The 2009 Hyundai Genesis V8 we last tested hit 60 mph from a standstill in 5.9 seconds (5.7 seconds with 1 foot of rollout like on a drag strip) and finished the quarter-mile in 14.1 seconds at 101 mph. After some ‘rithmetic on our part, we expect the Equus to hit 60 mph in 6.1 seconds (5.9 seconds with 1 foot of rollout like on a drag strip) and cover the quarter-mile in 14.3 seconds at 99 mph. Not slow, yet certainly slower than an S550, a 750i or an LS 460.
Also from the Genesis0 are the rack-and-pinion steering with old-school hydraulic assist (still our preference over electric-assist systems) and four-wheel disc brakes. The Equus also has air suspension, although only Genesis sedans sold in Korea are equipped with this feature.
Looks Like a Lexus
Just past the Malibu Country Mart (made famous by TMZ), a guy in a Porsche 911 Turbo pulls alongside us. He’s checking out the car. Our car — the Hyundai. And he’s not the only one. Since we hit Malibu, there’s been no missing the ability of the Equus to make people look. Even the tourists in their rented Grabber-Blue Mustangs know this Hyundai is something special.
It may be a dead ringer for a Lexus LS from the rear, but the Equus certainly has enough street presence for valets to keep it up front. “The two character lines in the side are from the California studio,” says Krafcik. “In fact, there’s more U.S. influence in the design of the Equus than the Genesis.” There’s certainly enough chrome on its flanks to back up that statement.
And it looks larger than it is. At 203.1 inches long, the Equus is just a fraction of an inch longer than a Lexus LS 460 L and nearly 2 inches shorter than a Mercedes S-Class. Meanwhile, its 119.9-inch wheelbase falls between the dimensions of the long-wheelbase LS and the short version. Even the short-wheelbase 7 Series has an inch-longer wheelbase than the Equus.
Full Speed Ahead
Once we reach Pepperdine University, we flip around and head south toward Santa Monica again.

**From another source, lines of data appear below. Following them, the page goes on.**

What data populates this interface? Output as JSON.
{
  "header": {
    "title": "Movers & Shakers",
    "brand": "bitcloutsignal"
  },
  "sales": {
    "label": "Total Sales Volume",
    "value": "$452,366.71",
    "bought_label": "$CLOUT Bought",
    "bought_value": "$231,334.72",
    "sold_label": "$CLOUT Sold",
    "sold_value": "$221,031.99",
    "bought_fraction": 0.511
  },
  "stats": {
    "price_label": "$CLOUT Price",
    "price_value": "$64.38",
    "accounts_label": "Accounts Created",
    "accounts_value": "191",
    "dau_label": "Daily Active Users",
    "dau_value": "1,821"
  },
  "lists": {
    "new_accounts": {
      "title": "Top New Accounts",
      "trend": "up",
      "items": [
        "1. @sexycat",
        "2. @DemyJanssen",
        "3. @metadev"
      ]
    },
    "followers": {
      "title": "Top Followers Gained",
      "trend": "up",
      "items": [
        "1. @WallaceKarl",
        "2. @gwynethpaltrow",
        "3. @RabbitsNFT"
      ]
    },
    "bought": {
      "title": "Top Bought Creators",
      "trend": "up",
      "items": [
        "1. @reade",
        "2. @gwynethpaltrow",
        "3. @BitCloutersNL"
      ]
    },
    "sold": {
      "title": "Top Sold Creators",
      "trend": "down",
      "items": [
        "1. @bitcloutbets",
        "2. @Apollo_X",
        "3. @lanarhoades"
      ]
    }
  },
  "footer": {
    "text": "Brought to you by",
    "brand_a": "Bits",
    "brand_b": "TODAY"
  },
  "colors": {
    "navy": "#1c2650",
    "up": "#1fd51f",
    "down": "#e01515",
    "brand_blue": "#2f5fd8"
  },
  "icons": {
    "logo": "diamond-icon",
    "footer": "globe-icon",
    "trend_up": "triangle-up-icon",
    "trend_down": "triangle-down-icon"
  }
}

It’s now that I realize how quiet the Hyundai’s interior is. At 100 km/h (about 60 mph) over the smooth asphalt that is PCH, all I hear is some tire slap from the 18-inch Hankooks.
Time to ask about that Sport button. “It’s for the suspension,” says Krafcik. “Push it, see what happens.”
I do, and suddenly the Equus is the floaty Korean-market limo I was expecting. “Wow, big difference,” I say, pushing the button again and getting the air suspension back into Sport mode. “Don’t go there.”
Krafcik first came to Hyundai Motor America in 2004 as the company’s vice president of product development and strategic planning, and his home garage is stuffed full with a Porsche 911 C2S (997) and a Caterham 7, so I know he knows what I mean.
And at that moment Krafcik nails the throttle and redlines a couple of gears. “Feels good, huh?” he asks.
Yeah, he knows.
By Scott Oldham